Data about app and page elements
_ _ _
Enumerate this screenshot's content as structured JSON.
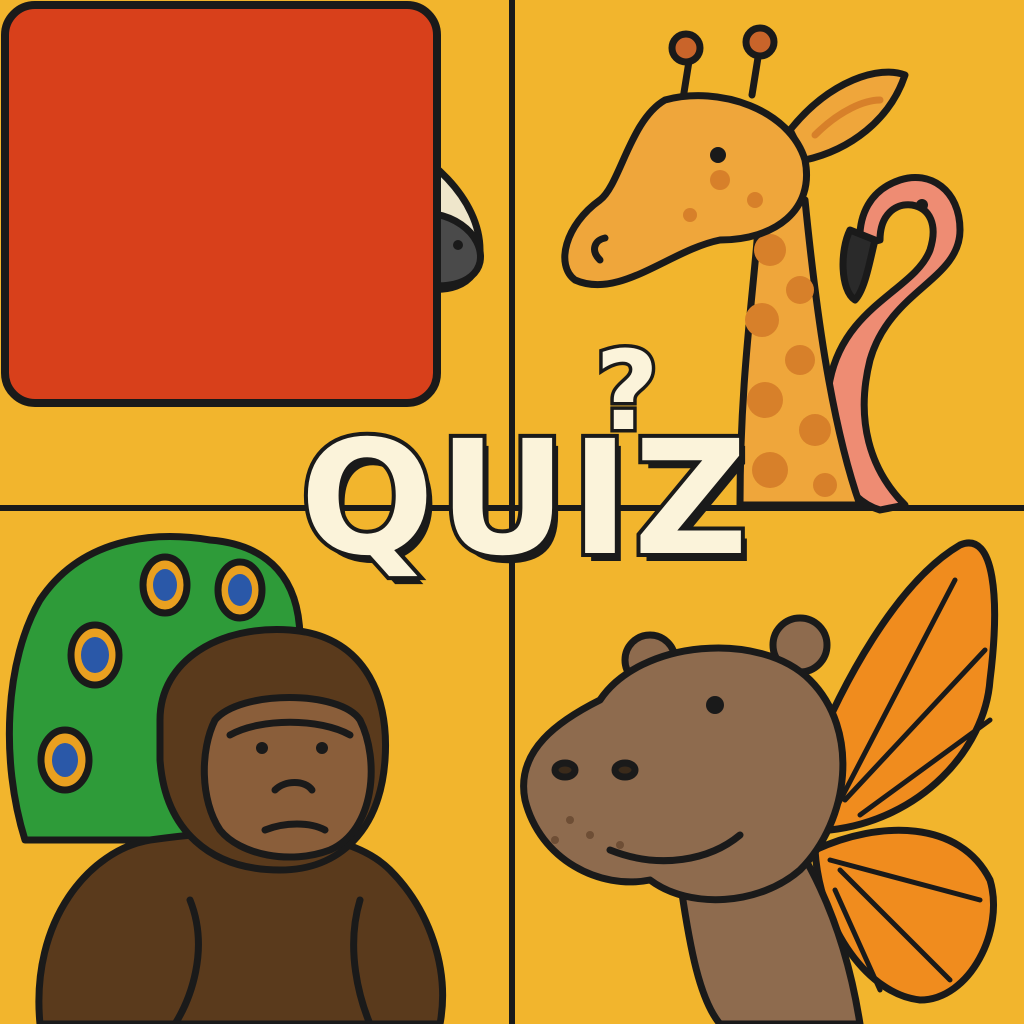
{
  "quiz": {
    "title": "QUIZ",
    "mark": "?"
  },
  "colors": {
    "background": "#F2B52D",
    "card": "#D8401B",
    "outline": "#1a1a1a",
    "lettering": "#FBF3DA"
  },
  "panels": [
    {
      "name": "zebra-fish-panel",
      "icon": "zebra-fish-icon"
    },
    {
      "name": "giraffe-flamingo-panel",
      "icon": "giraffe-flamingo-icon"
    },
    {
      "name": "gorilla-peacock-panel",
      "icon": "gorilla-peacock-icon"
    },
    {
      "name": "hippo-butterfly-panel",
      "icon": "hippo-butterfly-icon"
    }
  ]
}
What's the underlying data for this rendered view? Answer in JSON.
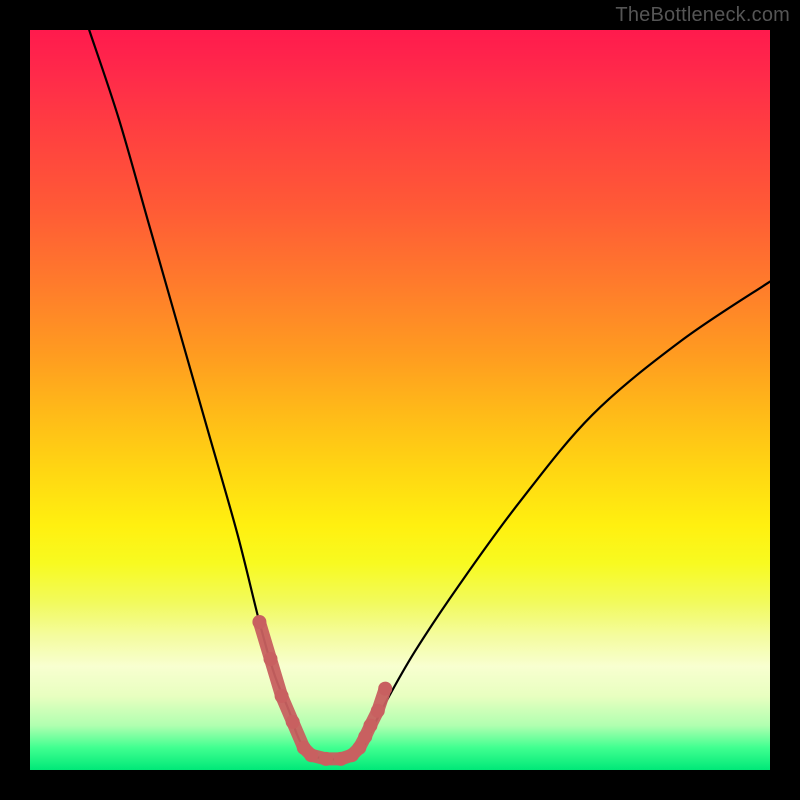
{
  "watermark": "TheBottleneck.com",
  "chart_data": {
    "type": "line",
    "title": "",
    "xlabel": "",
    "ylabel": "",
    "xlim": [
      0,
      100
    ],
    "ylim": [
      0,
      100
    ],
    "grid": false,
    "series": [
      {
        "name": "bottleneck-curve",
        "color": "#000000",
        "x": [
          8,
          12,
          16,
          20,
          24,
          28,
          31,
          33,
          35,
          36,
          37,
          38,
          40,
          42,
          44,
          45,
          46,
          48,
          52,
          58,
          66,
          76,
          88,
          100
        ],
        "y": [
          100,
          88,
          74,
          60,
          46,
          32,
          20,
          13,
          8,
          5,
          3,
          2,
          1.5,
          1.5,
          2,
          3,
          5,
          9,
          16,
          25,
          36,
          48,
          58,
          66
        ]
      },
      {
        "name": "highlight-band",
        "color": "#c86060",
        "x": [
          31,
          32.5,
          34,
          35.5,
          37,
          38,
          40,
          42,
          43.5,
          44.5,
          45.3,
          46,
          47,
          48
        ],
        "y": [
          20,
          15,
          10,
          6.5,
          3,
          2,
          1.5,
          1.5,
          2,
          3,
          4.5,
          6,
          8,
          11
        ]
      }
    ],
    "background_gradient": {
      "top": "#ff1a4d",
      "mid": "#fff010",
      "bottom": "#00e878"
    }
  }
}
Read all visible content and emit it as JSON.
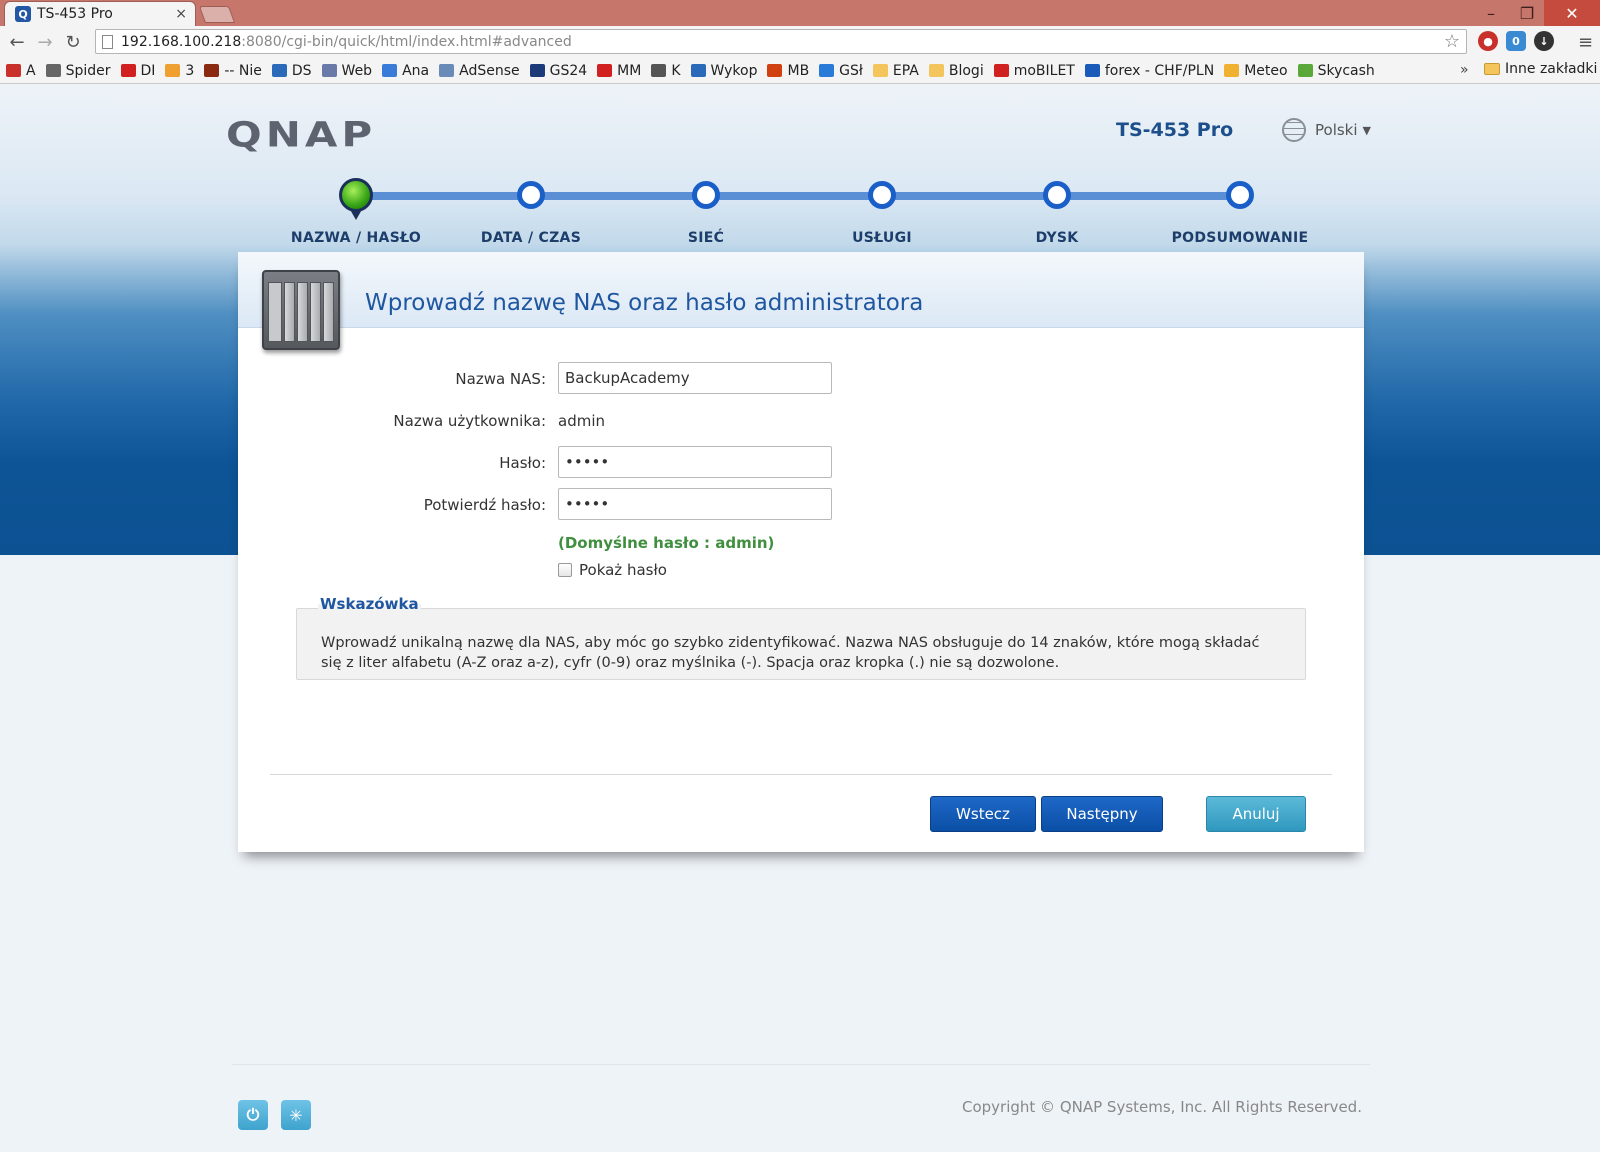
{
  "browser": {
    "tab_title": "TS-453 Pro",
    "tab_favicon": "Q",
    "tab_close": "×",
    "url_main": "192.168.100.218",
    "url_rest": ":8080/cgi-bin/quick/html/index.html#advanced",
    "window_controls": {
      "minimize": "–",
      "maximize": "❐",
      "close": "✕"
    },
    "bookmarks": [
      {
        "label": "A",
        "color": "#c9302c"
      },
      {
        "label": "Spider",
        "color": "#666666"
      },
      {
        "label": "DI",
        "color": "#d02020"
      },
      {
        "label": "3",
        "color": "#f0a030"
      },
      {
        "label": "-- Nie",
        "color": "#8a2a10"
      },
      {
        "label": "DS",
        "color": "#2a6ab8"
      },
      {
        "label": "Web",
        "color": "#6a7aa8"
      },
      {
        "label": "Ana",
        "color": "#3a7ad8"
      },
      {
        "label": "AdSense",
        "color": "#6a8ab8"
      },
      {
        "label": "GS24",
        "color": "#1a3a7a"
      },
      {
        "label": "MM",
        "color": "#d02020"
      },
      {
        "label": "K",
        "color": "#555555"
      },
      {
        "label": "Wykop",
        "color": "#2a6ab8"
      },
      {
        "label": "MB",
        "color": "#d04010"
      },
      {
        "label": "GSł",
        "color": "#2a7ad8"
      },
      {
        "label": "EPA",
        "color": "#f3c55c"
      },
      {
        "label": "Blogi",
        "color": "#f3c55c"
      },
      {
        "label": "moBILET",
        "color": "#d02020"
      },
      {
        "label": "forex - CHF/PLN",
        "color": "#1a5ab8"
      },
      {
        "label": "Meteo",
        "color": "#f0b030"
      },
      {
        "label": "Skycash",
        "color": "#5aa83a"
      }
    ],
    "bookmarks_more": "»",
    "other_bookmarks": "Inne zakładki"
  },
  "header": {
    "logo": "QNAP",
    "model": "TS-453 Pro",
    "language": "Polski"
  },
  "wizard": {
    "steps": [
      "NAZWA / HASŁO",
      "DATA / CZAS",
      "SIEĆ",
      "USŁUGI",
      "DYSK",
      "PODSUMOWANIE"
    ],
    "current_step": 1,
    "total_steps": 6
  },
  "form": {
    "title": "Wprowadź nazwę NAS oraz hasło administratora",
    "nas_name_label": "Nazwa NAS:",
    "nas_name_value": "BackupAcademy",
    "username_label": "Nazwa użytkownika:",
    "username_value": "admin",
    "password_label": "Hasło:",
    "password_value": "•••••",
    "confirm_label": "Potwierdź hasło:",
    "confirm_value": "•••••",
    "default_password_hint": "(Domyślne hasło : admin)",
    "show_password_label": "Pokaż hasło",
    "show_password_checked": false
  },
  "tip": {
    "title": "Wskazówka",
    "text": "Wprowadź unikalną nazwę dla NAS, aby móc go szybko zidentyfikować. Nazwa NAS obsługuje do 14 znaków, które mogą składać się z liter alfabetu (A-Z oraz a-z), cyfr (0-9) oraz myślnika (-). Spacja oraz kropka (.) nie są dozwolone."
  },
  "buttons": {
    "back": "Wstecz",
    "next": "Następny",
    "cancel": "Anuluj"
  },
  "footer": {
    "copyright": "Copyright © QNAP Systems, Inc. All Rights Reserved."
  }
}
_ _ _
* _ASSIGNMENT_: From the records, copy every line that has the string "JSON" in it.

* _SOLUTION FOR THIS TASK_:
Enumerate this screenshot's content as structured JSON.
What's the underlying data for this rendered view? Answer in JSON.
Read all visible content and emit it as JSON.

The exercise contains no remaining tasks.